Servalan’s still interested though – even if her motives are vague to say the least. Quite what Servalan would do with the Animals I don’t know. Use them as waiters? Hatstands, maybe? Of course, it’s just a convenient plot device to shoehorn Servalan into a plot that doesn’t really need her. Still as ridiculous and OTT as ever, Servalan has developed a couple of handy gizmos to keep her one step ahead of the game.

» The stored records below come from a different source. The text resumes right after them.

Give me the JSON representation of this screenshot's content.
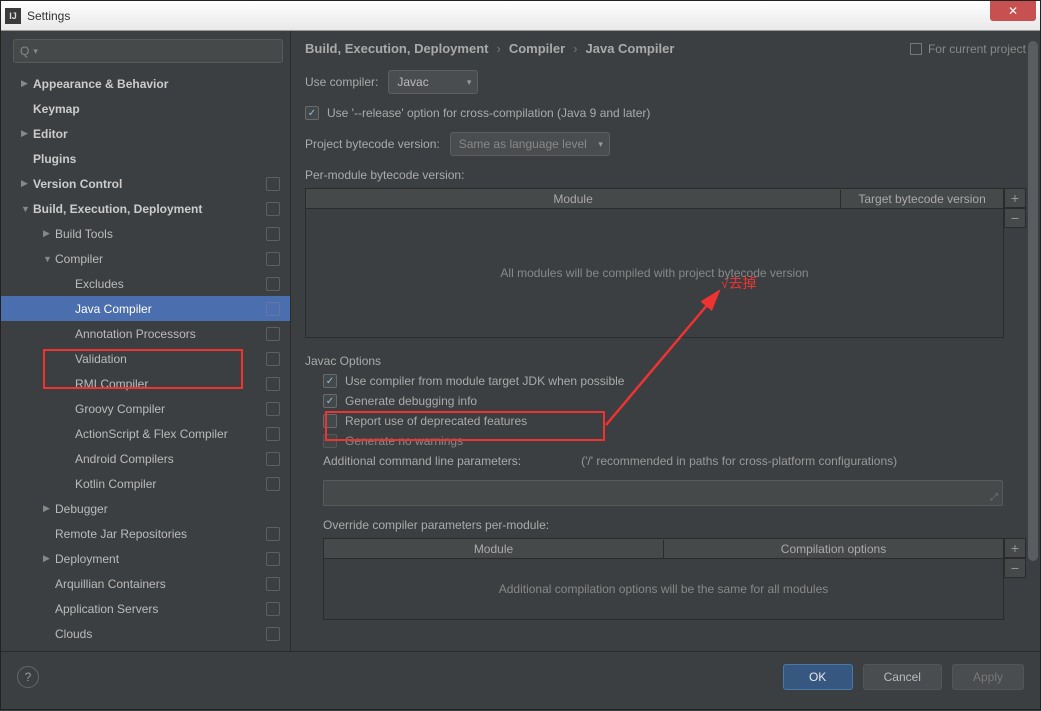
{
  "window": {
    "title": "Settings"
  },
  "search": {
    "placeholder": ""
  },
  "tree": [
    {
      "label": "Appearance & Behavior",
      "lvl": 1,
      "bold": true,
      "arrow": "▶",
      "roll": false
    },
    {
      "label": "Keymap",
      "lvl": 1,
      "bold": true,
      "arrow": "",
      "roll": false
    },
    {
      "label": "Editor",
      "lvl": 1,
      "bold": true,
      "arrow": "▶",
      "roll": false
    },
    {
      "label": "Plugins",
      "lvl": 1,
      "bold": true,
      "arrow": "",
      "roll": false
    },
    {
      "label": "Version Control",
      "lvl": 1,
      "bold": true,
      "arrow": "▶",
      "roll": true
    },
    {
      "label": "Build, Execution, Deployment",
      "lvl": 1,
      "bold": true,
      "arrow": "▼",
      "roll": true
    },
    {
      "label": "Build Tools",
      "lvl": 2,
      "bold": false,
      "arrow": "▶",
      "roll": true
    },
    {
      "label": "Compiler",
      "lvl": 2,
      "bold": false,
      "arrow": "▼",
      "roll": true
    },
    {
      "label": "Excludes",
      "lvl": 3,
      "bold": false,
      "arrow": "",
      "roll": true
    },
    {
      "label": "Java Compiler",
      "lvl": 3,
      "bold": false,
      "arrow": "",
      "roll": true,
      "sel": true
    },
    {
      "label": "Annotation Processors",
      "lvl": 3,
      "bold": false,
      "arrow": "",
      "roll": true
    },
    {
      "label": "Validation",
      "lvl": 3,
      "bold": false,
      "arrow": "",
      "roll": true
    },
    {
      "label": "RMI Compiler",
      "lvl": 3,
      "bold": false,
      "arrow": "",
      "roll": true
    },
    {
      "label": "Groovy Compiler",
      "lvl": 3,
      "bold": false,
      "arrow": "",
      "roll": true
    },
    {
      "label": "ActionScript & Flex Compiler",
      "lvl": 3,
      "bold": false,
      "arrow": "",
      "roll": true
    },
    {
      "label": "Android Compilers",
      "lvl": 3,
      "bold": false,
      "arrow": "",
      "roll": true
    },
    {
      "label": "Kotlin Compiler",
      "lvl": 3,
      "bold": false,
      "arrow": "",
      "roll": true
    },
    {
      "label": "Debugger",
      "lvl": 2,
      "bold": false,
      "arrow": "▶",
      "roll": false
    },
    {
      "label": "Remote Jar Repositories",
      "lvl": 2,
      "bold": false,
      "arrow": "",
      "roll": true
    },
    {
      "label": "Deployment",
      "lvl": 2,
      "bold": false,
      "arrow": "▶",
      "roll": true
    },
    {
      "label": "Arquillian Containers",
      "lvl": 2,
      "bold": false,
      "arrow": "",
      "roll": true
    },
    {
      "label": "Application Servers",
      "lvl": 2,
      "bold": false,
      "arrow": "",
      "roll": true
    },
    {
      "label": "Clouds",
      "lvl": 2,
      "bold": false,
      "arrow": "",
      "roll": true
    }
  ],
  "breadcrumb": {
    "p1": "Build, Execution, Deployment",
    "p2": "Compiler",
    "p3": "Java Compiler",
    "scope": "For current project"
  },
  "form": {
    "use_compiler_label": "Use compiler:",
    "use_compiler_value": "Javac",
    "release_opt": "Use '--release' option for cross-compilation (Java 9 and later)",
    "bytecode_label": "Project bytecode version:",
    "bytecode_value": "Same as language level",
    "per_module_label": "Per-module bytecode version:",
    "table1": {
      "col1": "Module",
      "col2": "Target bytecode version",
      "empty": "All modules will be compiled with project bytecode version"
    },
    "javac_options": "Javac Options",
    "opt1": "Use compiler from module target JDK when possible",
    "opt2": "Generate debugging info",
    "opt3": "Report use of deprecated features",
    "opt4": "Generate no warnings",
    "cmdline_label": "Additional command line parameters:",
    "cmdline_hint": "('/' recommended in paths for cross-platform configurations)",
    "override_label": "Override compiler parameters per-module:",
    "table2": {
      "col1": "Module",
      "col2": "Compilation options",
      "empty": "Additional compilation options will be the same for all modules"
    }
  },
  "footer": {
    "ok": "OK",
    "cancel": "Cancel",
    "apply": "Apply"
  },
  "annotation": {
    "text": "√去掉"
  }
}
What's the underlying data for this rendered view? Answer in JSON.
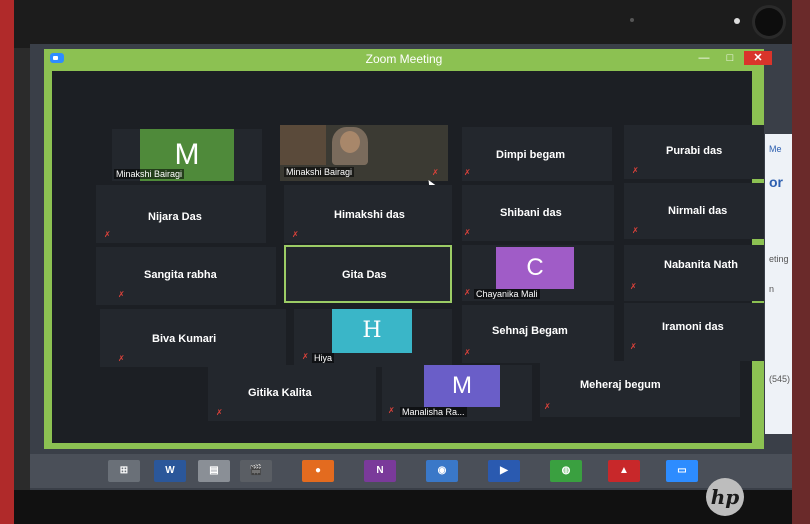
{
  "window": {
    "title": "Zoom Meeting",
    "minimize_label": "—",
    "maximize_label": "□",
    "close_label": "✕"
  },
  "participants": [
    {
      "id": "minakshi-avatar",
      "name": "Minakshi Bairagi",
      "avatar_letter": "M",
      "avatar_color": "#4f8a3a"
    },
    {
      "id": "minakshi-video",
      "name": "Minakshi Bairagi"
    },
    {
      "id": "dimpi",
      "name": "Dimpi begam"
    },
    {
      "id": "purabi",
      "name": "Purabi das"
    },
    {
      "id": "nijara",
      "name": "Nijara Das"
    },
    {
      "id": "himakshi",
      "name": "Himakshi das"
    },
    {
      "id": "shibani",
      "name": "Shibani das"
    },
    {
      "id": "nirmali",
      "name": "Nirmali das"
    },
    {
      "id": "sangita",
      "name": "Sangita rabha"
    },
    {
      "id": "gita",
      "name": "Gita Das"
    },
    {
      "id": "chayanika",
      "name": "Chayanika Mali",
      "avatar_letter": "C",
      "avatar_color": "#a05cc7"
    },
    {
      "id": "nabanita",
      "name": "Nabanita Nath"
    },
    {
      "id": "biva",
      "name": "Biva Kumari"
    },
    {
      "id": "hiya",
      "name": "Hiya",
      "avatar_letter": "H",
      "avatar_color": "#3ab6c8"
    },
    {
      "id": "sehnaj",
      "name": "Sehnaj Begam"
    },
    {
      "id": "iramoni",
      "name": "Iramoni das"
    },
    {
      "id": "gitika",
      "name": "Gitika Kalita"
    },
    {
      "id": "manalisha",
      "name": "Manalisha Ra...",
      "avatar_letter": "M",
      "avatar_color": "#6a5ec8"
    },
    {
      "id": "meheraj",
      "name": "Meheraj begum"
    }
  ],
  "background_app": {
    "fragments": [
      "Me",
      "or",
      "eting",
      "n",
      "(545)"
    ]
  },
  "taskbar": {
    "word_label": "W",
    "onenote_label": "N"
  },
  "device": {
    "brand": "hp"
  },
  "colors": {
    "window_frame": "#8cc152",
    "close_button": "#d9342b",
    "active_speaker_border": "#9ccc65",
    "muted_icon": "#e0423a"
  }
}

One is a boinging man in a TV screen, who provides handy information. The other is a lie-detector Jim’ll Fix It chair that manages to make its victims scream in pain if they give a wrong answer. If only they’d develop something similar for the whey-faced, pie-munching lumps on The Jeremy Kyle Show. Another handy facet of the chair is to make its occupant love or hate someone in rapid succession. This gadget would make a killing, especially on Valentine’s Day, and would actually shut the annoying Dragons on Dragon’s Den up for once.
All complete tosh, just like the episode, which forgets about the other crewmembers. Vila is waa-waa-waaaaa comic relief, Tarrant is a glorified taxi driver, while Soolin – uh- what does Soolin do? Still, there’s unintentional comedy gold to be had when Paul Darrow nearly slips and takes the whole set with him.
Good points are hard to find. Kevin Stoney’s brief cameo as Ardus is one of them. Diehard B7 aficionados may like to speculate that Councillor Joban from Hostage has fallen from grace, losing his status and sight in the process. Now going by the name of Ardus, he recognises Servalan’s voice in a telling moment. Nicely underplayed by Stoney and Jacqueline Pearce, this is an excellent scene. And the idea of Avon gathering a force of experts to unite against the Federation is a good one, and one that shapes up towards the end of the season.
Apart from that though, Animals fails to inspire. Even the normally reliable Mary Ridge is a bit off form, but then given the subject matter that’s hardly surprising. Boring, lifeless and derivative, Animals would even struggle to make sense to Dr Doolittle.
Check out our review of season 4 episode 4 here.